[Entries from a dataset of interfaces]
########################################

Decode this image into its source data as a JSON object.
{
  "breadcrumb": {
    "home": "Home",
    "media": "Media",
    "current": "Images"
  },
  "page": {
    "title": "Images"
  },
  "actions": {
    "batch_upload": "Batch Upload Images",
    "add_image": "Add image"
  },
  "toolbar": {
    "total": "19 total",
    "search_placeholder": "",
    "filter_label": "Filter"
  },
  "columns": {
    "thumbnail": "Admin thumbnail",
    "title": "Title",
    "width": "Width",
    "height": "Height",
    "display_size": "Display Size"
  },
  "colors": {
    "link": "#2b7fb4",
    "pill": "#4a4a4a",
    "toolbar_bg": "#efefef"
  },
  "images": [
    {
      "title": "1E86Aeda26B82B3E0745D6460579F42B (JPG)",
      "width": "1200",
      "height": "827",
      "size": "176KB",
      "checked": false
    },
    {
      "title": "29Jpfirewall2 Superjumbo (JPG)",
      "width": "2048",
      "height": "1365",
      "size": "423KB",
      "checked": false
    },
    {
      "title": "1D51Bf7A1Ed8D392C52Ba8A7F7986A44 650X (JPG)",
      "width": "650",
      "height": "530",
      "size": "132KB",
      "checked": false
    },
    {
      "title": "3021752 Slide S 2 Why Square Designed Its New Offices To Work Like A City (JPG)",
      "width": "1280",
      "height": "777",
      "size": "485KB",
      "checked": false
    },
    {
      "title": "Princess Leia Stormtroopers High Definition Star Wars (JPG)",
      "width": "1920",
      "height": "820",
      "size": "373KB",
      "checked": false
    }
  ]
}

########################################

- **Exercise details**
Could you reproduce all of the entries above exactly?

- **Problem solution**
Decode this image into its source data as a JSON object.
{
  "breadcrumb": {
    "home": "Home",
    "media": "Media",
    "current": "Images"
  },
  "page": {
    "title": "Images"
  },
  "actions": {
    "batch_upload": "Batch Upload Images",
    "add_image": "Add image"
  },
  "toolbar": {
    "total": "19 total",
    "search_placeholder": "",
    "filter_label": "Filter"
  },
  "columns": {
    "thumbnail": "Admin thumbnail",
    "title": "Title",
    "width": "Width",
    "height": "Height",
    "display_size": "Display Size"
  },
  "colors": {
    "link": "#2b7fb4",
    "pill": "#4a4a4a",
    "toolbar_bg": "#efefef"
  },
  "images": [
    {
      "title": "1E86Aeda26B82B3E0745D6460579F42B (JPG)",
      "width": "1200",
      "height": "827",
      "size": "176KB",
      "checked": false
    },
    {
      "title": "29Jpfirewall2 Superjumbo (JPG)",
      "width": "2048",
      "height": "1365",
      "size": "423KB",
      "checked": false
    },
    {
      "title": "1D51Bf7A1Ed8D392C52Ba8A7F7986A44 650X (JPG)",
      "width": "650",
      "height": "530",
      "size": "132KB",
      "checked": false
    },
    {
      "title": "3021752 Slide S 2 Why Square Designed Its New Offices To Work Like A City (JPG)",
      "width": "1280",
      "height": "777",
      "size": "485KB",
      "checked": false
    },
    {
      "title": "Princess Leia Stormtroopers High Definition Star Wars (JPG)",
      "width": "1920",
      "height": "820",
      "size": "373KB",
      "checked": false
    }
  ]
}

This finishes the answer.